The situations in 2008 and 2023 are not the same. In the former case, the worst financial crisis since the Great Depression was triggered by mountains of subprime mortgages piled up by lax lending practices and easy credit that saddled banks with trillions of dollars in almost worthless loans. The problems last week at SVB, and a subsequent bank run, were caused by managers who invested in government bonds whose prices fell because of the Fed raising interest rates to combat high inflation. In most cases, the assets backing up the bank’s actual business were sound. There is a clear distinction here between the government bailing out bankers and banks in 2008 and what is effectively a federal insurance fund securing depositors now.

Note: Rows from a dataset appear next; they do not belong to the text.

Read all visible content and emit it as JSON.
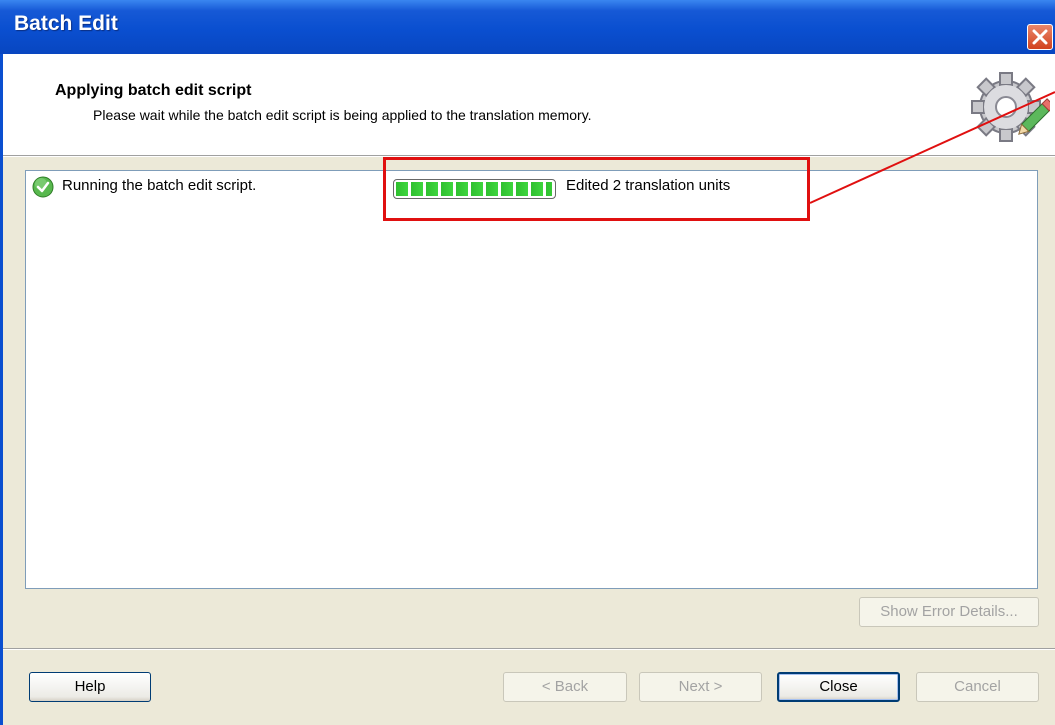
{
  "window": {
    "title": "Batch Edit"
  },
  "header": {
    "title": "Applying batch edit script",
    "subtitle": "Please wait while the batch edit script is being applied to the translation memory.",
    "icon": "gear-pencil-icon"
  },
  "task": {
    "status_icon": "check-icon",
    "label": "Running the batch edit script.",
    "progress_fraction": 1.0,
    "progress_text": "Edited 2 translation units"
  },
  "buttons": {
    "show_error_details": "Show Error Details...",
    "help": "Help",
    "back": "< Back",
    "next": "Next >",
    "close": "Close",
    "cancel": "Cancel"
  },
  "colors": {
    "titlebar": "#0a4fd0",
    "dialog_background": "#ece9d8",
    "progress_green": "#3ed63e",
    "annotation_red": "#e01010"
  }
}
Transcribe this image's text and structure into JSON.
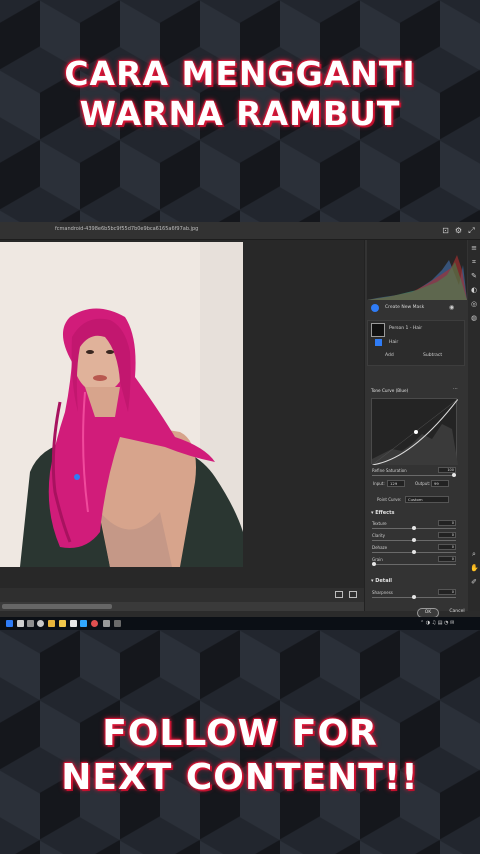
{
  "overlay": {
    "top_line1": "CARA MENGGANTI",
    "top_line2": "WARNA RAMBUT",
    "bottom_line1": "FOLLOW FOR",
    "bottom_line2": "NEXT CONTENT!!"
  },
  "window": {
    "filename": "fcmandroid-4398e6b5bc9f55d7b0e9bca6165a6f97ab.jpg"
  },
  "masking": {
    "create_new_mask": "Create New Mask",
    "person_label": "Person 1 - Hair",
    "hair_label": "Hair",
    "add_label": "Add",
    "subtract_label": "Subtract"
  },
  "tone_curve": {
    "title": "Tone Curve (Blue)",
    "refine_saturation": "Refine Saturation",
    "refine_value": "100",
    "input_label": "Input:",
    "input_value": "129",
    "output_label": "Output:",
    "output_value": "99",
    "point_curve_label": "Point Curve:",
    "point_curve_value": "Custom"
  },
  "effects": {
    "title": "Effects",
    "sliders": [
      {
        "label": "Texture",
        "value": "0",
        "level": 0.5
      },
      {
        "label": "Clarity",
        "value": "0",
        "level": 0.5
      },
      {
        "label": "Dehaze",
        "value": "0",
        "level": 0.5
      },
      {
        "label": "Grain",
        "value": "0",
        "level": 0.0
      }
    ]
  },
  "detail": {
    "title": "Detail",
    "sharpness_label": "Sharpness",
    "sharpness_value": "0"
  },
  "dialog": {
    "ok": "OK",
    "cancel": "Cancel"
  },
  "colors": {
    "accent_red": "#e01a3c",
    "hair_magenta": "#d11c7a",
    "ok_button": "#3b3b3b",
    "mask_blue": "#2f7cf6"
  }
}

Such nuance, however, is lost outside the finance industry. Banking calamities are hard to explain to the public, at least by political leaders who lack the genius for distilling an existential moment into a national rallying the way that President Franklin Roosevelt did during the 1933 banking crisis.
Politics – Biden’s secondary problem after preventing a banking meltdown – rarely reward complexity. Presidential primary campaigns, for instance, profit from simplicity and soundbites and often use fear to trigger momentum. So even a false perception that a president is handing out the cash of taxpayers who are struggling to make ends meet can be political gold.
Treasury Secretary Janet Yellen tried yet again in a high-stakes hearing on Thursday to explain what’s happening now – and why it’s not what happened in the past. Her delicate task was to reassure Americans that the banking system is safe thanks to the administration’s efforts without inviting comparisons to 2008.
“Shareholders and debt holders are not being protected by the government. Importantly, no taxpayer money is being used or put at risk with this action,” Yellen told the Senate Finance Committee.
Her reassurances, however, will not prevent the administration’s critics from seeking to portray the government actions as tantamount to the dreaded “b” word – bailout.
Republican presidential candidate Nikki Haley, for instance, argued this week that “Joe Biden is pretending this isn’t a bailout,” and misleadingly posited that if the Deposit Insurance Fund were to run dry, all bank customers would be on the hook. And she falsely claimed that depositors at healthy banks were being forced to subsidize SVB mismanagement. But unlike Biden, the former South Carolina governor is in the enviable position of being able to criticize without having responsibility.
Another Republican potential candidate, Florida Gov. Ron DeSantis, twisted the situation to claim that the banks’ “woke” preoccupation with diversity, equity and inclusion initiatives had caused the industry to plummet. The conceit advanced the DeSantis strategy of weaponizing a culture war to please conservative base activists. And while it didn’t correctly diagnose the current banking problems, his theory will be solidified in the minds of many Republican voters because of the power of conservative media.
Biden intimately understands the political risks he faces here. As vice president in the Obama administration, he was inside the somber meetings that made fateful decisions about government bailouts after a new president inherited the worst financial crisis in more than 70 years.
Bailouts to banks helped save the US economy but nevertheless stoked a political backlash that nurtured the Tea Party movement, which wiped out House Democrats in the 2010 midterms. It also sowed a festering sense of resentment that was a fertile incubator for ex-President Donald Trump’s economic populism and backlash politics.
Barack Obama wrote in his autobiography, “A Promised Land,” that while Americans early in his term were frustrated with the glacial recovery from the 2008 crisis, “The bank bailout sent them over the edge.”
“Across the political spectrum, voters considered the bank bailouts a scam that had allowed the barons of finance to emerge from the crisis relatively unscathed,” Obama wrote.
Biden’s political future may depend on avoiding such voter fury.